Pedagogical features in the text include:
Interact boxes that guide readers step-by-step through computer simulations using public domain software.
Math boxes that fully explain mathematical derivations.
Methods boxes that give insight into the use of actual genetic data.
Numerous Problem boxes are integrated into the text to reinforce concepts as they are encountered.
Dedicated website at www.wiley.com/go/hamiltongenetics
This text also offers a highly accessible introduction to coalescent theory, the major conceptual advance in population genetics of the last two decades.
2. Genotype frequencies
3. Genetic drift and effective population size
4. Population structure and gene flow
6. Fundamentals of natural selection
7. Further models of natural selection
8. Molecular evolution
9. Quantitative trait variation and evolution
10. The Mendelian basis of quantitative trait variation
11. Historical and synthetic topics
excellent introduction to first principles for advanced undergrads and beginning graudate students
comceptual material augmented with case studies
methods boxes teach students to solve problems with commonly available software
“To achieve these goals, the book design emphasizes a well explained introductions to key principles and predictions. These are augmented with case studies as well as illustrations along with introductions to classical hypotheses and debates.” (Zentralblatt MATH, 2012)

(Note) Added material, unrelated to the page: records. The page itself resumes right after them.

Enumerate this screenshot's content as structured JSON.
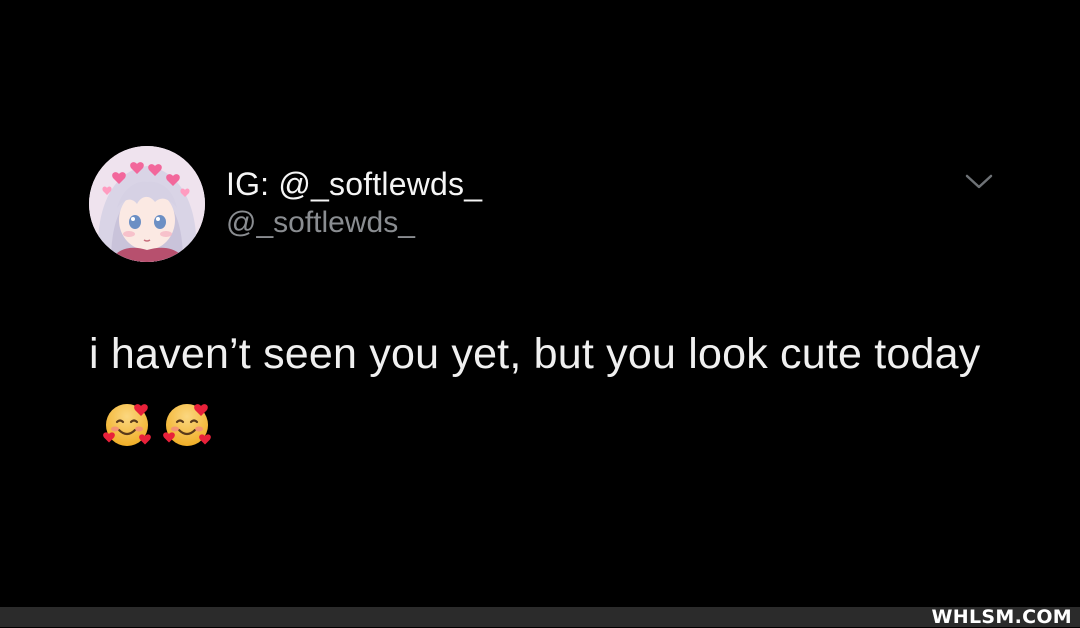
{
  "tweet": {
    "display_name": "IG: @_softlewds_",
    "handle": "@_softlewds_",
    "text": "i haven’t seen you yet, but you look cute today",
    "emojis": [
      "smiling-face-with-hearts",
      "smiling-face-with-hearts"
    ]
  },
  "watermark": "WHLSM.COM",
  "colors": {
    "background": "#000000",
    "text": "#f0f0f0",
    "secondary_text": "#8a8d91",
    "footer_bar": "#2b2b2b"
  },
  "icons": {
    "menu": "chevron-down-icon",
    "avatar": "anime-girl-avatar"
  }
}
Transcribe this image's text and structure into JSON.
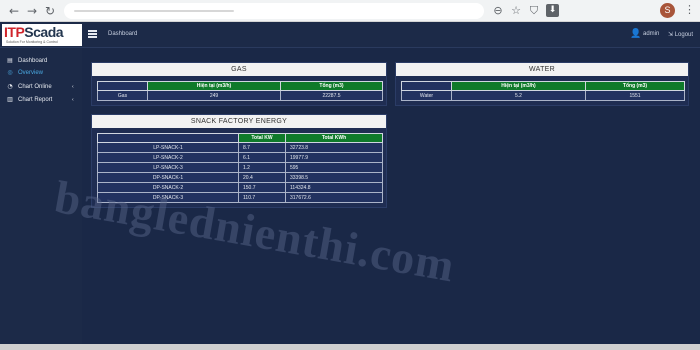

“The most catching aspect of Hamilton’s book is its extremely well thought-out structure and pedagogical concept. All sections are well motivated in the respective introduction and all chapters have reviews at the end. A large number of problems have been interspersed throughout the text for students to work on, and the solutions are provided at the end of each chapter. A very interesting and novel feature is the use of so-called ‘interact boxes’, which are essentially links to interactive learning and simulation software available on the internet.” (Human Genetics, December 2009)

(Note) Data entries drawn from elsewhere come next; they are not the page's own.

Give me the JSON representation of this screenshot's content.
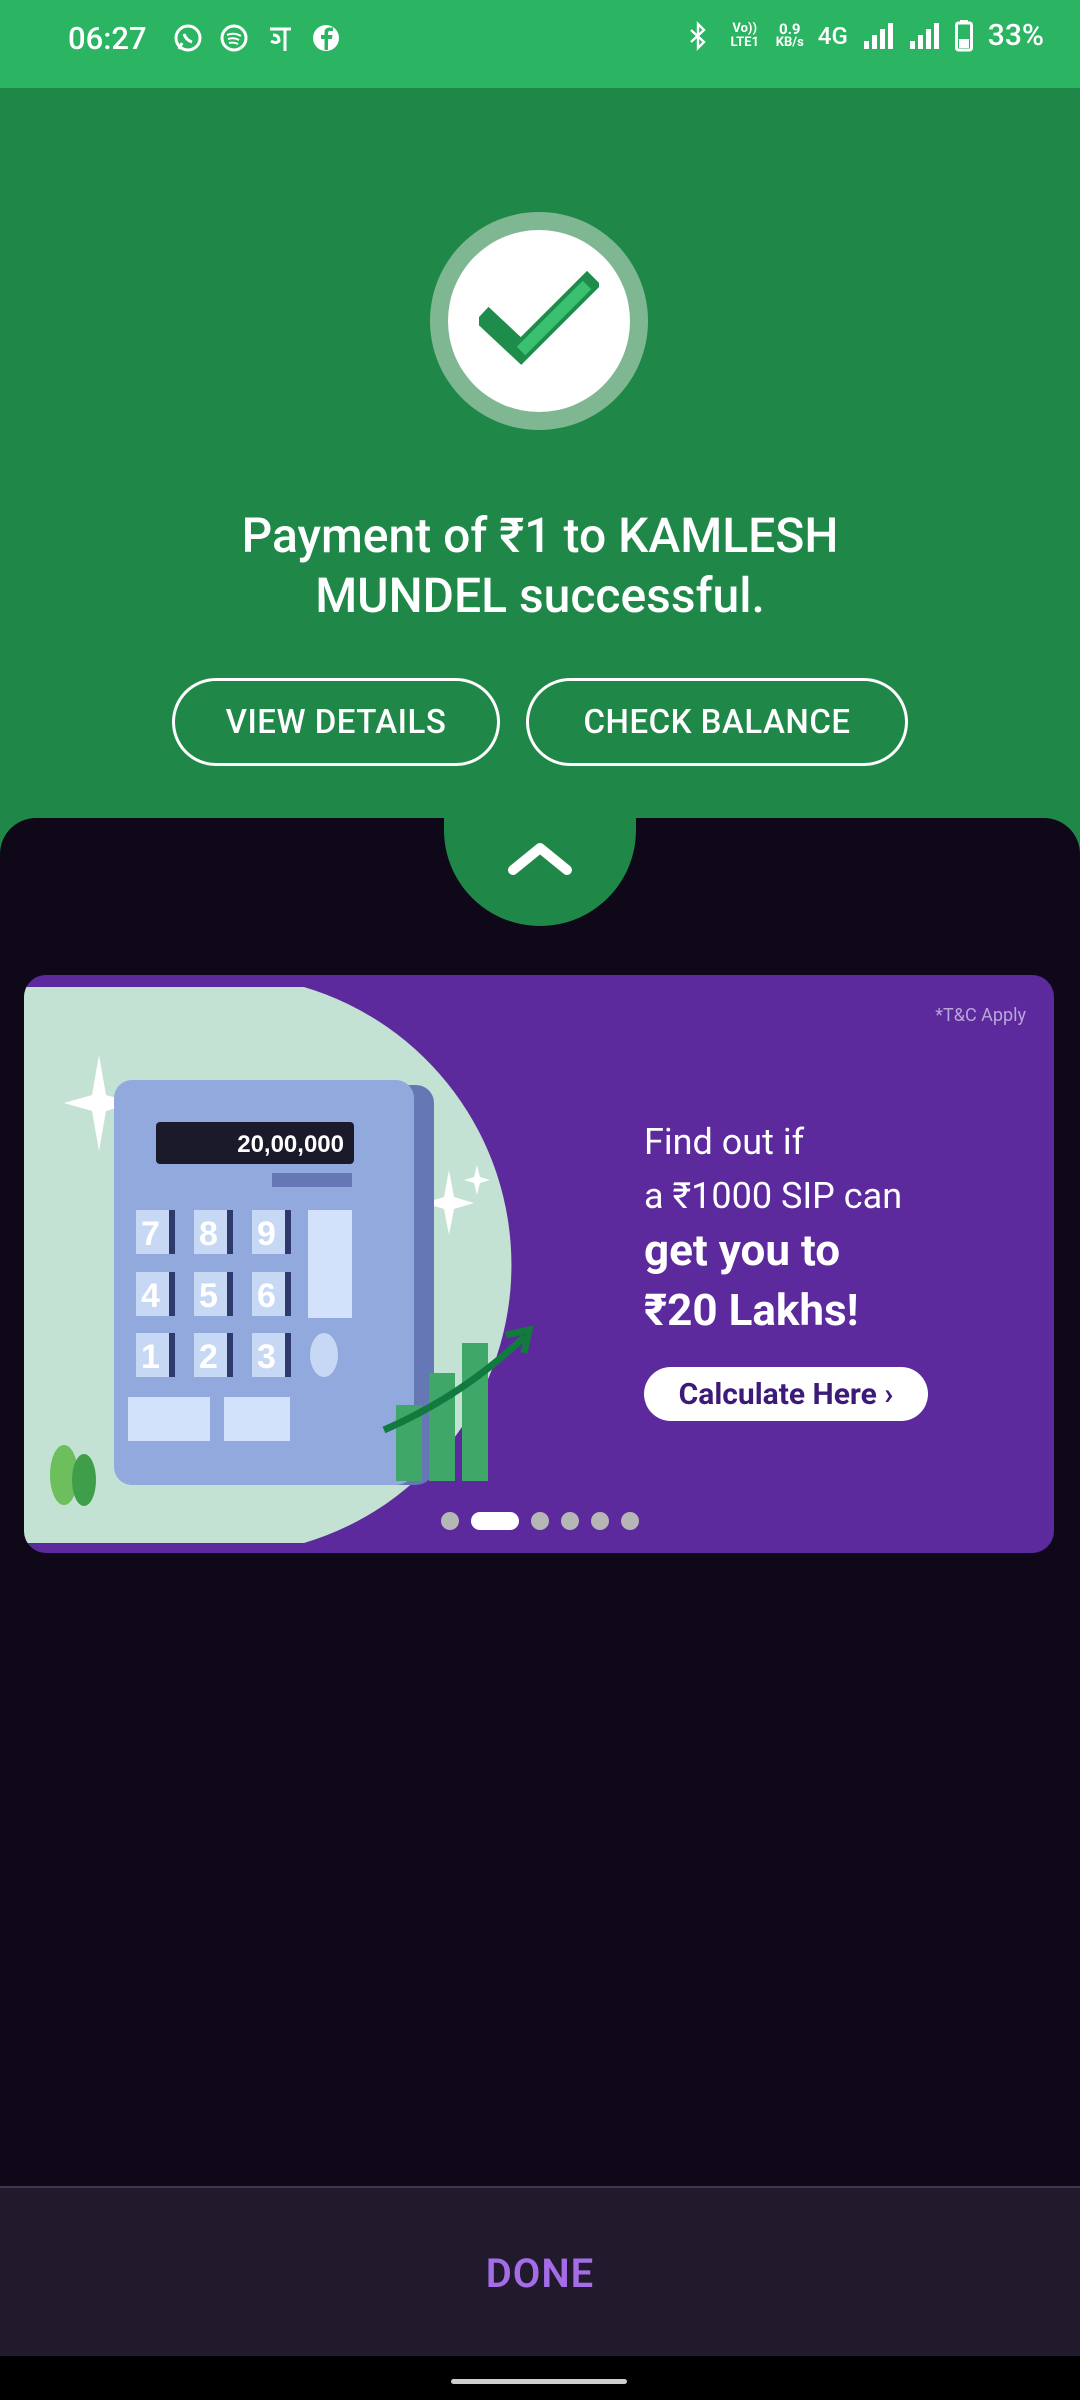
{
  "status_bar": {
    "time": "06:27",
    "left_icons": [
      "whatsapp-icon",
      "spotify-icon",
      "phonepe-icon",
      "facebook-icon"
    ],
    "network_speed_value": "0.9",
    "network_speed_unit": "KB/s",
    "volte_label": "Vo)) LTE1",
    "network_type": "4G",
    "battery": "33%"
  },
  "payment": {
    "message": "Payment of ₹1 to KAMLESH MUNDEL successful.",
    "view_details_label": "VIEW DETAILS",
    "check_balance_label": "CHECK BALANCE"
  },
  "banner": {
    "tc_text": "*T&C Apply",
    "calc_display": "20,00,000",
    "calc_keys": [
      "7",
      "8",
      "9",
      "4",
      "5",
      "6",
      "1",
      "2",
      "3"
    ],
    "line1": "Find out if",
    "line2": "a ₹1000 SIP can",
    "line3": "get you to",
    "line4": "₹20 Lakhs!",
    "cta_label": "Calculate Here ›",
    "carousel_count": 6,
    "carousel_active_index": 1
  },
  "footer": {
    "done_label": "DONE"
  },
  "colors": {
    "status_green": "#2bb462",
    "hero_green": "#1f8849",
    "background": "#0e0819",
    "banner_purple": "#5c2a9c",
    "done_purple": "#a46de7"
  }
}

"Hamilton's volume would be the best choice for someone seeking a thorough grounding in the subject." (The Quarterly Review of Biology, April 2010)
"Both population biologists and upper-level biology students will appreciate the relatively clear explanations of exceptionally difficult material." (CHOICE, November 2009)